Twitter Demographics

The data shown below were collected from the profile of 1 tweeter who shared this research output. Click here to find out more about how the information was compiled.

Mendeley readers

The data shown below were compiled from readership statistics for 9 Mendeley readers of this research output. Click here to see the associated Mendeley record.

Geographical breakdown

Country Count As %
Canada 1 11%
Unknown 8 89%

Demographic breakdown

Readers by professional status Count As %
Unspecified 3 33%
Other 2 22%
Student > Doctoral Student 2 22%
Student > Postgraduate 1 11%
Researcher 1 11%
Other 0 0%
Readers by discipline Count As %
Unspecified 4 44%
Medicine and Dentistry 3 33%
Economics, Econometrics and Finance 1 11%
Agricultural and Biological Sciences 1 11%

Attention Score in Context

This research output has an Altmetric Attention Score of 1. This is our high-level measure of the quality and quantity of online attention that it has received. This Attention Score, as well as the ranking and number of research outputs shown below, was calculated when the research output was last mentioned on 16 May 2017.
All research outputs
#5,997,113
of 10,263,476 outputs
Outputs from Internal and Emergency Medicine
#168
of 330 outputs
Outputs of similar age
#147,794
of 264,566 outputs
Outputs of similar age from Internal and Emergency Medicine
#2
of 12 outputs
Altmetric has tracked 10,263,476 research outputs across all sources so far. This one is in the 25th percentile – i.e., 25% of other outputs scored the same or lower than it.
So far Altmetric has tracked 330 research outputs from this source. They receive a mean Attention Score of 4.2. This one is in the 36th percentile – i.e., 36% of its peers scored the same or lower than it.
Older research outputs will score higher simply because they've had more time to accumulate mentions.
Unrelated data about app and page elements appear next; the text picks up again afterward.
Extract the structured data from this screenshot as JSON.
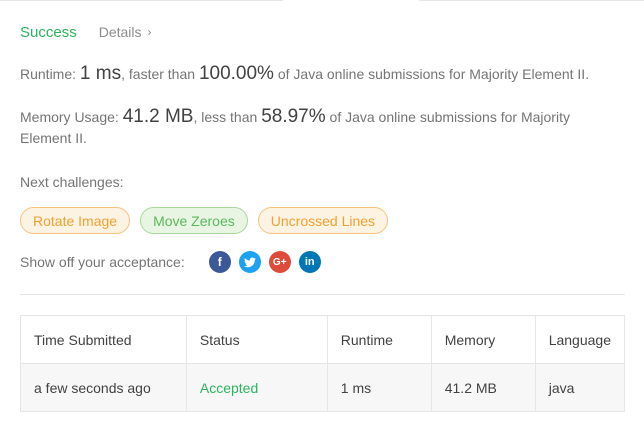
{
  "header": {
    "status": "Success",
    "details_label": "Details"
  },
  "runtime": {
    "label": "Runtime:",
    "value": "1 ms",
    "faster_than_text": ", faster than",
    "percent": "100.00%",
    "suffix": "of Java online submissions for Majority Element II."
  },
  "memory": {
    "label": "Memory Usage:",
    "value": "41.2 MB",
    "less_than_text": ", less than",
    "percent": "58.97%",
    "suffix": "of Java online submissions for Majority Element II."
  },
  "next": {
    "label": "Next challenges:",
    "challenges": [
      {
        "label": "Rotate Image",
        "difficulty": "medium"
      },
      {
        "label": "Move Zeroes",
        "difficulty": "easy"
      },
      {
        "label": "Uncrossed Lines",
        "difficulty": "medium"
      }
    ]
  },
  "share": {
    "label": "Show off your acceptance:",
    "icons": [
      "facebook-icon",
      "twitter-icon",
      "google-plus-icon",
      "linkedin-icon"
    ]
  },
  "table": {
    "headers": [
      "Time Submitted",
      "Status",
      "Runtime",
      "Memory",
      "Language"
    ],
    "rows": [
      [
        "a few seconds ago",
        "Accepted",
        "1 ms",
        "41.2 MB",
        "java"
      ]
    ]
  },
  "colors": {
    "success": "#2db55d",
    "medium": "#f0a030",
    "easy": "#5cb85c"
  }
}
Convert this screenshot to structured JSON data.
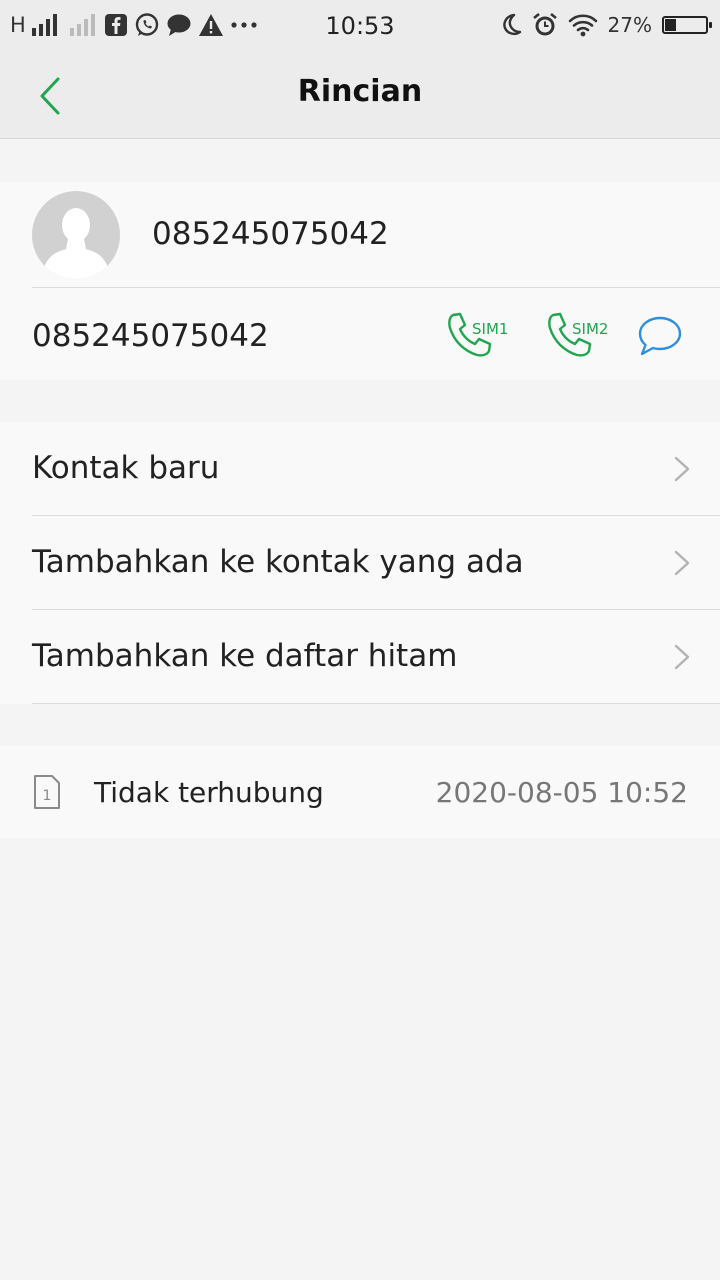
{
  "status_bar": {
    "network_type": "H",
    "time": "10:53",
    "battery_percent": "27%",
    "battery_level": 0.27,
    "left_icons": [
      "signal-bars-icon",
      "signal-bars-weak-icon",
      "facebook-icon",
      "whatsapp-icon",
      "chat-icon",
      "warning-icon",
      "more-dots-icon"
    ],
    "right_icons": [
      "moon-icon",
      "alarm-icon",
      "wifi-icon",
      "battery-icon"
    ]
  },
  "app_bar": {
    "title": "Rincian",
    "back_icon": "chevron-left-icon"
  },
  "contact": {
    "avatar_icon": "avatar-placeholder-icon",
    "header_number": "085245075042",
    "number": "085245075042",
    "actions": [
      {
        "label": "SIM1",
        "icon": "phone-icon"
      },
      {
        "label": "SIM2",
        "icon": "phone-icon"
      },
      {
        "label": "",
        "icon": "message-bubble-icon"
      }
    ]
  },
  "menu": {
    "items": [
      {
        "label": "Kontak baru"
      },
      {
        "label": "Tambahkan ke kontak yang ada"
      },
      {
        "label": "Tambahkan ke daftar hitam"
      }
    ],
    "chevron_icon": "chevron-right-icon"
  },
  "call_log": {
    "sim_icon": "sim-card-icon",
    "sim_number": "1",
    "status": "Tidak terhubung",
    "datetime": "2020-08-05 10:52"
  },
  "colors": {
    "accent_green": "#1fa64e",
    "message_blue": "#2f8fdc",
    "background": "#f4f4f4",
    "card": "#f9f9f9",
    "bar": "#ececec"
  }
}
To account for age we can compare this Altmetric Attention Score to the 264,566 tracked outputs that were published within six weeks on either side of this one in any source. This one is in the 34th percentile – i.e., 34% of its contemporaries scored the same or lower than it.
We're also able to compare this research output to 12 others from the same source and published within six weeks on either side of this one. This one has done well, scoring higher than 75% of its contemporaries.